• **ASSIGNED TASK**
Copy each line in the data below that contains the word "label".

**** RECORDS FOR THE TASK ****

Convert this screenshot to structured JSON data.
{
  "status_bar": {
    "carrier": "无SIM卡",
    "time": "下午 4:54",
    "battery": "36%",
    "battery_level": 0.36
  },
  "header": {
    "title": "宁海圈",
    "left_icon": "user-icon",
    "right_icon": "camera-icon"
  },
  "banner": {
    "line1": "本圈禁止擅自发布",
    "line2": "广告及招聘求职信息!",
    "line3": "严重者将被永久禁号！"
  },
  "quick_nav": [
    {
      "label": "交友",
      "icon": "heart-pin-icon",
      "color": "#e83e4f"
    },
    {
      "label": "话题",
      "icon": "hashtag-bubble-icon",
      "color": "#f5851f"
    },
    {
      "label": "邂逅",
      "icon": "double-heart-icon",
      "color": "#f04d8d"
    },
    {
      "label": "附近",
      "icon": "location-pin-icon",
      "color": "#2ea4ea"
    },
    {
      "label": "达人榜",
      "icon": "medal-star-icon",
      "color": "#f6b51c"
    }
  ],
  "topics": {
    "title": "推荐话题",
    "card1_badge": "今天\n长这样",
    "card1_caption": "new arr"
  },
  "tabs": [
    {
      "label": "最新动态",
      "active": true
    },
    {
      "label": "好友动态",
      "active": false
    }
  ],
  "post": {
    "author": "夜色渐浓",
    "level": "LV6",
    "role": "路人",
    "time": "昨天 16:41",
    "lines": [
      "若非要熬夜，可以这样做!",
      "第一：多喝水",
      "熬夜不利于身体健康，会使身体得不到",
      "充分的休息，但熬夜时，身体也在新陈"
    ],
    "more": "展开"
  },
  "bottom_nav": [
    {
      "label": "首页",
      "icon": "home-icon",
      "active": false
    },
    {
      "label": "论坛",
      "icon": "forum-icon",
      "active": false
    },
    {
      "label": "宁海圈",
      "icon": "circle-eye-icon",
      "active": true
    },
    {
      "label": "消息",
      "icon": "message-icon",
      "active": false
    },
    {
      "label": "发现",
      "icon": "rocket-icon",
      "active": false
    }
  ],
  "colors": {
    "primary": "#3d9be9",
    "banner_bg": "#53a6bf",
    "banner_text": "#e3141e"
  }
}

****

• **YOUR RESPONSE**
      "label": "交友",
      "label": "话题",
      "label": "邂逅",
      "label": "附近",
      "label": "达人榜",
      "label": "最新动态",
      "label": "好友动态",
      "label": "首页",
      "label": "论坛",
      "label": "宁海圈",
      "label": "消息",
      "label": "发现",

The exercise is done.